- **Input material**
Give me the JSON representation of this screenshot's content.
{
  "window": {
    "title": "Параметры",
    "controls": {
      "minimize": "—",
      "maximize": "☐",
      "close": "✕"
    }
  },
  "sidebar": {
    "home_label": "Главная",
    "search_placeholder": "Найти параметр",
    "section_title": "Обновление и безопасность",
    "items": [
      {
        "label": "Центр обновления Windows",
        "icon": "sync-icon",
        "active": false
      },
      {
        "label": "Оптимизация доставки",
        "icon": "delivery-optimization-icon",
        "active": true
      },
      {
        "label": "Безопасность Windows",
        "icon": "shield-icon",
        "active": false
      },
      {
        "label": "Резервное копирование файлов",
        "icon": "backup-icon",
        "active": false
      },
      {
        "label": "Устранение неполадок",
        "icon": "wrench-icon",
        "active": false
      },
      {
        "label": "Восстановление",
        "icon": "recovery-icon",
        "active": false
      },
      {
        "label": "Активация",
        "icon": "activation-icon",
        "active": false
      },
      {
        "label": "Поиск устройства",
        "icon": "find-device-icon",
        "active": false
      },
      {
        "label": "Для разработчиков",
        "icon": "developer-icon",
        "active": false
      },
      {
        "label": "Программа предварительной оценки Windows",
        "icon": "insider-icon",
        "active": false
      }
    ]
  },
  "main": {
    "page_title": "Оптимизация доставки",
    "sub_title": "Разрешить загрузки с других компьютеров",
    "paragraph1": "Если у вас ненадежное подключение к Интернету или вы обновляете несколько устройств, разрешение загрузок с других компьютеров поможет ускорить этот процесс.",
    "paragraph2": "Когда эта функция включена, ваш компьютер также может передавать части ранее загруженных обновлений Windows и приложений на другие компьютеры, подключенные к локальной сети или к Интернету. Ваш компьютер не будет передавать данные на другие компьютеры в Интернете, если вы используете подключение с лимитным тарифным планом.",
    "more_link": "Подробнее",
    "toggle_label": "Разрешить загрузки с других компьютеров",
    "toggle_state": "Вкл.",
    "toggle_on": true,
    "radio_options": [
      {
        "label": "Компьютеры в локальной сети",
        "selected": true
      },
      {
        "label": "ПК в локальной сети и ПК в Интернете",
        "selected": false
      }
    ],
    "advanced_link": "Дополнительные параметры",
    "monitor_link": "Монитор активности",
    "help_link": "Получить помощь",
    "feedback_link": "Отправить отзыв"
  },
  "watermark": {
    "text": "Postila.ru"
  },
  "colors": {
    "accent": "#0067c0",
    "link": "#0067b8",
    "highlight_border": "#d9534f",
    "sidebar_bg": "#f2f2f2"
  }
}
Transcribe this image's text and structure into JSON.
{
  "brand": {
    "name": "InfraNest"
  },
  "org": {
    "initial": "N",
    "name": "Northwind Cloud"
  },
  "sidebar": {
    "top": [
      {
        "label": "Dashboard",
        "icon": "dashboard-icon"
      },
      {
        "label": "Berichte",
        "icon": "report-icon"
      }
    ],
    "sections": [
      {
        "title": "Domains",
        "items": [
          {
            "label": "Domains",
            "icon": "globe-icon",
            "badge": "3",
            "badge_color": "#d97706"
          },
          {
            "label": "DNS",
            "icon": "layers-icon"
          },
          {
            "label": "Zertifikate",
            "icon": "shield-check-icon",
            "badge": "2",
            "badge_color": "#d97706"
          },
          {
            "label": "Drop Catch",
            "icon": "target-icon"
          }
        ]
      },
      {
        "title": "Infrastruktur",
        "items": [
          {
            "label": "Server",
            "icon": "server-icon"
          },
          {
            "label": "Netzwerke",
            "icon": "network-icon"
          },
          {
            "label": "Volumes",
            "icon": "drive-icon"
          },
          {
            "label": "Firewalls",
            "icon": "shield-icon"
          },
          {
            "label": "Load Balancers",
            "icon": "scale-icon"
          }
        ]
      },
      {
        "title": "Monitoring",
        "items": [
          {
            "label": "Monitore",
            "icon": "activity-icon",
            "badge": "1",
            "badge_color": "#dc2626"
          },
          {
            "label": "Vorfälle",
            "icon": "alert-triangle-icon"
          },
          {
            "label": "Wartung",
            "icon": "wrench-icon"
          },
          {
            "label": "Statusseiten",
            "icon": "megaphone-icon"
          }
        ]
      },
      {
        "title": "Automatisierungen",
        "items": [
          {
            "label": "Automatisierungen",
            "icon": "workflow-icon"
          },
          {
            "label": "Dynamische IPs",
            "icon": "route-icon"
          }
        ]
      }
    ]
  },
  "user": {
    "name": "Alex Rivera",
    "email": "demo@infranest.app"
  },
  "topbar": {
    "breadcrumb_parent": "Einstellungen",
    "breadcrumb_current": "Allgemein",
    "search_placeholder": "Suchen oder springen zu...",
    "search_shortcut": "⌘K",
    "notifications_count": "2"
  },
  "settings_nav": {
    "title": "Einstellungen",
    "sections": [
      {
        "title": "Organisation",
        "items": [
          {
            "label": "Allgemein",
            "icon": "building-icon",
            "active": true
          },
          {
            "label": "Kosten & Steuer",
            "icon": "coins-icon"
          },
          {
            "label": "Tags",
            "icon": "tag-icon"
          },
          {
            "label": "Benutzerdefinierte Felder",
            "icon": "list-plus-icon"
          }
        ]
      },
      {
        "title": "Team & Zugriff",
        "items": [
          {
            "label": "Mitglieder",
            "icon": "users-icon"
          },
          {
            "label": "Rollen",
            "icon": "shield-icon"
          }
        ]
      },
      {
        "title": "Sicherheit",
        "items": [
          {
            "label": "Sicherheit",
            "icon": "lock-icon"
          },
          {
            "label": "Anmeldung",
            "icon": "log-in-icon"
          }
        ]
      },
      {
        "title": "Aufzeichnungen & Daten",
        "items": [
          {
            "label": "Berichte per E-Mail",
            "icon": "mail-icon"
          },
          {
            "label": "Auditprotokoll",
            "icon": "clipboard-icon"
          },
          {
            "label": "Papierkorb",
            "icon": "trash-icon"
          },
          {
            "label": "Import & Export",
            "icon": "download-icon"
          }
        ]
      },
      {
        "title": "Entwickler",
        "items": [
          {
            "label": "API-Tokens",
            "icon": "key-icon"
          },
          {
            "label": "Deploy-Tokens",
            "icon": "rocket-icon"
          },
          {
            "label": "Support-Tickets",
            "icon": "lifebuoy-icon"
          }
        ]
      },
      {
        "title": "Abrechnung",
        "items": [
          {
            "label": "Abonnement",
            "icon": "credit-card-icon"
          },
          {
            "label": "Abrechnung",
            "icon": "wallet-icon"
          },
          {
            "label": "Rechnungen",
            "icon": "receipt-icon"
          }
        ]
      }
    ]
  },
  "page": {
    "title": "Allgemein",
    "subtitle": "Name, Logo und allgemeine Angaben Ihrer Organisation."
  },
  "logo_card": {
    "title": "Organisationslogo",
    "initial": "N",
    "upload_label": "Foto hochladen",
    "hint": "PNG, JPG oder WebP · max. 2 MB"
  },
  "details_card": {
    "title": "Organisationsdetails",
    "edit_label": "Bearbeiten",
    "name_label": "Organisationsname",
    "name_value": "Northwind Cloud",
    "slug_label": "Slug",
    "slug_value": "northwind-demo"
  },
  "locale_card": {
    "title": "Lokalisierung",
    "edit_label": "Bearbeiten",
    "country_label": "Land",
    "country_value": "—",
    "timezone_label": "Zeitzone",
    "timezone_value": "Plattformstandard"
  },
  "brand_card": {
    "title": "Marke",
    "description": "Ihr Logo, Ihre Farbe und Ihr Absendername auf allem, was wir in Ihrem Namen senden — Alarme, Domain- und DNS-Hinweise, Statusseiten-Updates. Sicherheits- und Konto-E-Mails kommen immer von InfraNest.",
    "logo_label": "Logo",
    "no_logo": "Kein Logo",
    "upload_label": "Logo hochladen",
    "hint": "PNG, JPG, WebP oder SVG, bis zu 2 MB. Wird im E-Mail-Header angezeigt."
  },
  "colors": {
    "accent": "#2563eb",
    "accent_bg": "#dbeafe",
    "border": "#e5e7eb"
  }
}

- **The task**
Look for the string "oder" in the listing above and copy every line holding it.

- **Task result**
    "search_placeholder": "Suchen oder springen zu...",
    "hint": "PNG, JPG oder WebP · max. 2 MB"
    "hint": "PNG, JPG, WebP oder SVG, bis zu 2 MB. Wird im E-Mail-Header angezeigt."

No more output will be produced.